Web page and app entries:
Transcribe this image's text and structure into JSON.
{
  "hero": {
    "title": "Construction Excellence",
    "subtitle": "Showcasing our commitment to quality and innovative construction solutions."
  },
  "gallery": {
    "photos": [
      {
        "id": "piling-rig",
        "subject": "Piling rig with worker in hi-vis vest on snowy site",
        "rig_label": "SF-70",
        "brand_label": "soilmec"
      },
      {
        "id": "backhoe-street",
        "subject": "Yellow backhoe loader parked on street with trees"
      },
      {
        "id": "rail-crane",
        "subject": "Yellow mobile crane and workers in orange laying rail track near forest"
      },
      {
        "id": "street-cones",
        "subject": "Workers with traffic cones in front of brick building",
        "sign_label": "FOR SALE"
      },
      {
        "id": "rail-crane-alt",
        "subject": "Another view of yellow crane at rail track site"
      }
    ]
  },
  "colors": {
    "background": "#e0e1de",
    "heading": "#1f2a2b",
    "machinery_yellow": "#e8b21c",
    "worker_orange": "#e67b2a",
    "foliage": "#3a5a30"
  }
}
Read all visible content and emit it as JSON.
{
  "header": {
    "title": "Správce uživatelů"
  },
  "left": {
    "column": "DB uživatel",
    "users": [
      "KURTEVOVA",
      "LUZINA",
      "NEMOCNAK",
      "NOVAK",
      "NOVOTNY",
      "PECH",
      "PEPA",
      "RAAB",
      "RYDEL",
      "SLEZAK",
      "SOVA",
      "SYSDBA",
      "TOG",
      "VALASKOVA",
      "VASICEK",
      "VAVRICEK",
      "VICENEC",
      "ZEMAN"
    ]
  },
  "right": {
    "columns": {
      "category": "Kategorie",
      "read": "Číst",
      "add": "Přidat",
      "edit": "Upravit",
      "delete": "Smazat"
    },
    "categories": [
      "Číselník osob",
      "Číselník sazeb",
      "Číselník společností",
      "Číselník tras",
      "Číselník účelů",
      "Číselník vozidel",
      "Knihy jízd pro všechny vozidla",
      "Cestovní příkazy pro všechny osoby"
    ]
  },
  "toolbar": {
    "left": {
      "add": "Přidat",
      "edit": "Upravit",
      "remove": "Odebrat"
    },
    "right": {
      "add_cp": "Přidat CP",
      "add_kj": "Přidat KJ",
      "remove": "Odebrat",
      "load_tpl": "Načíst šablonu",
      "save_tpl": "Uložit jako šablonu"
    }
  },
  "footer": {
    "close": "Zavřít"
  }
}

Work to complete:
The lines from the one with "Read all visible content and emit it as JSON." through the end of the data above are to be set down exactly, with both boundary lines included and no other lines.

Solution for this task:
Read all visible content and emit it as JSON.
{
  "header": {
    "title": "Správce uživatelů"
  },
  "left": {
    "column": "DB uživatel",
    "users": [
      "KURTEVOVA",
      "LUZINA",
      "NEMOCNAK",
      "NOVAK",
      "NOVOTNY",
      "PECH",
      "PEPA",
      "RAAB",
      "RYDEL",
      "SLEZAK",
      "SOVA",
      "SYSDBA",
      "TOG",
      "VALASKOVA",
      "VASICEK",
      "VAVRICEK",
      "VICENEC",
      "ZEMAN"
    ]
  },
  "right": {
    "columns": {
      "category": "Kategorie",
      "read": "Číst",
      "add": "Přidat",
      "edit": "Upravit",
      "delete": "Smazat"
    },
    "categories": [
      "Číselník osob",
      "Číselník sazeb",
      "Číselník společností",
      "Číselník tras",
      "Číselník účelů",
      "Číselník vozidel",
      "Knihy jízd pro všechny vozidla",
      "Cestovní příkazy pro všechny osoby"
    ]
  },
  "toolbar": {
    "left": {
      "add": "Přidat",
      "edit": "Upravit",
      "remove": "Odebrat"
    },
    "right": {
      "add_cp": "Přidat CP",
      "add_kj": "Přidat KJ",
      "remove": "Odebrat",
      "load_tpl": "Načíst šablonu",
      "save_tpl": "Uložit jako šablonu"
    }
  },
  "footer": {
    "close": "Zavřít"
  }
}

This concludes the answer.